Assembly interns meet Armenian ambassador to U.S.

Assembly interns meet Armenian ambassador to U.S.

PanARMENIAN.Net - Last week, as part of the Terjenian-Thomas Internship Program, the 2012 intern class met with His Excellency, Tatoul Markarian, Armenia's Ambassador to the United States, reported the Armenian Assembly of America (Assembly).

The group discussed a wide range of issues, including economic development, the recent parliamentary elections, Armenia-Turkey relations, and the Nagorno Karabakh peace process. In addition, several interns recalled past trips to Armenia and shared their impressions with the Ambassador.

Reflecting on U.S. Secretary of State Hillary Clinton's visit to the region last month, Ambassador Markarian noted that while in Yerevan, the Secretary commended Armenia on its recent parliamentary elections, citing reports from international monitors saying that the elections were generally competitive and inclusive. In addition, the Secretary discussed Armenia-Turkey relations and stated, as she has previously, that "the ball remains in Turkey's court." Further, Secretary Clinton indicated that "there is no linkage between the protocols [signed by Armenia and Turkey in October of 2009] process and the Nagorno Karabakh negotiations." The Secretary also noted her strong concerns about the recent cease-fire violations and reiterated the importance of "self-determination of peoples" with respect to the Nagorno Karabakh conflict.

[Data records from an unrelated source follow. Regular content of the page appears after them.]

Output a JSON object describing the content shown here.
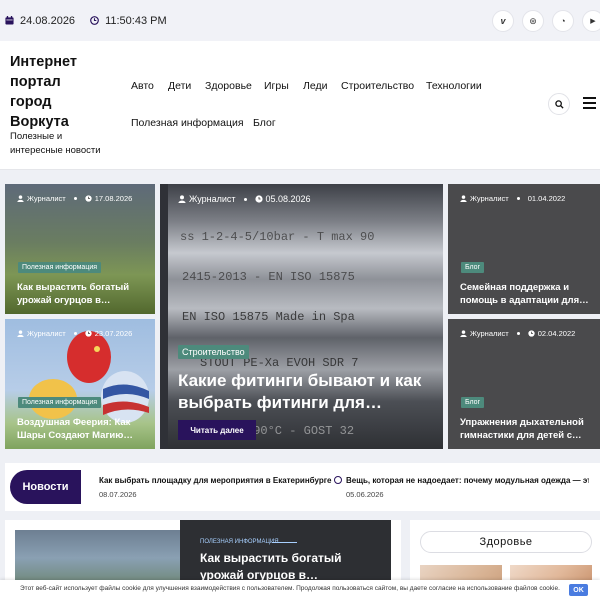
{
  "topbar": {
    "date": "24.08.2026",
    "time": "11:50:43 PM",
    "social": [
      {
        "icon": "vimeo-icon",
        "glyph": "v"
      },
      {
        "icon": "dribbble-icon",
        "glyph": "⊛"
      },
      {
        "icon": "whatsapp-icon",
        "glyph": "◔"
      },
      {
        "icon": "youtube-icon",
        "glyph": "▶"
      }
    ]
  },
  "header": {
    "site_title": "Интернет портал город Воркута",
    "site_desc": "Полезные и интересные новости",
    "nav": [
      "Авто",
      "Дети",
      "Здоровье",
      "Игры",
      "Леди",
      "Строительство",
      "Технологии",
      "Полезная информация",
      "Блог"
    ]
  },
  "hero": {
    "cards": [
      {
        "author": "Журналист",
        "date": "17.08.2026",
        "tag": "Полезная информация",
        "title": "Как вырастить богатый урожай огурцов в…"
      },
      {
        "author": "Журналист",
        "date": "23.07.2026",
        "tag": "Полезная информация",
        "title": "Воздушная Феерия: Как Шары Создают Магию…"
      },
      {
        "author": "Журналист",
        "date": "05.08.2026",
        "tag": "Строительство",
        "title": "Какие фитинги бывают и как выбрать фитинги для…",
        "read_more": "Читать далее"
      },
      {
        "author": "Журналист",
        "date": "01.04.2022",
        "tag": "Блог",
        "title": "Семейная поддержка и помощь в адаптации для…"
      },
      {
        "author": "Журналист",
        "date": "02.04.2022",
        "tag": "Блог",
        "title": "Упражнения дыхательной гимнастики для детей с…"
      }
    ]
  },
  "ticker": {
    "label": "Новости",
    "items": [
      {
        "title": "Как выбрать площадку для мероприятия в Екатеринбурге",
        "date": "08.07.2026"
      },
      {
        "title": "Вещь, которая не надоедает: почему модульная одежда — эт",
        "date": "05.06.2026"
      }
    ]
  },
  "feature": {
    "category": "ПОЛЕЗНАЯ ИНФОРМАЦИЯ",
    "title": "Как вырастить богатый урожай огурцов в…"
  },
  "sidebar": {
    "health_label": "Здоровье"
  },
  "cookie": {
    "text": "Этот веб-сайт использует файлы cookie для улучшения взаимодействия с пользователем. Продолжая пользоваться сайтом, вы даете согласие на использование файлов cookie.",
    "ok": "OK"
  }
}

In response to concerns raised by members of Congress over Azerbaijan's continued bellicose actions, the State Department subsequently removed Azerbaijan from the list of eligible countries to receive U.S. military hardware. The Assembly in its letter to Secretary Clinton urged the Administration "to cease any military assistance, training, sales or transfers to Azerbaijan," given its "continued warmongering, ceasefire violations, and rapid increase of its military expenditures."

Turning to the economy, Ambassador Markarian stated that despite worldwide economic crisis and the ongoing dual blockades imposed by Turkey and Azerbaijan, Armenia's economic growth for 2012 is projected to be seven percent. Armenia ranks 39th out of 179 countries on the 2012 Index of Economic Freedom as compiled by the Heritage Foundation and the Wall Street Journal, whereas Azerbaijan and Turkey rank 91 and 73, respectively.

"I have travelled to Yerevan three times since 2001. The city has very clearly changed and continues to improve, especially with the construction of areas such as Northern Avenue. I look forward to many more trips to my homeland," said Simon Shahinian, a history and philosophy major at Cornell University.

Sharing Shahinian's optimism for Armenia's future, Ambassador Markarian encouraged the Assembly interns to take every opportunity to excel in their chosen field, use their expertise to play an active role in supporting the homeland, and continue to maintain their Armenian heritage.

 Top stories
“The Kurdish people have historical-cultural similarities with the Armenians,” the Mayor of Artamed, Sevil Rojbin Cetin said.
Many have already fled to camps in Lebanon, Turkey or Jordan; the ancient Armenian community of Aleppo is moving to Yerevan.
Liberation of Shushi in 1992 decreased but didn’t eliminate the threat to the towns of Nagorno Karabakh Republic.
During the opening Foreign Minister Nalbandian stressed the special role of Lyon and Rhone-Alpes in the development of bilateral relations.
Partner news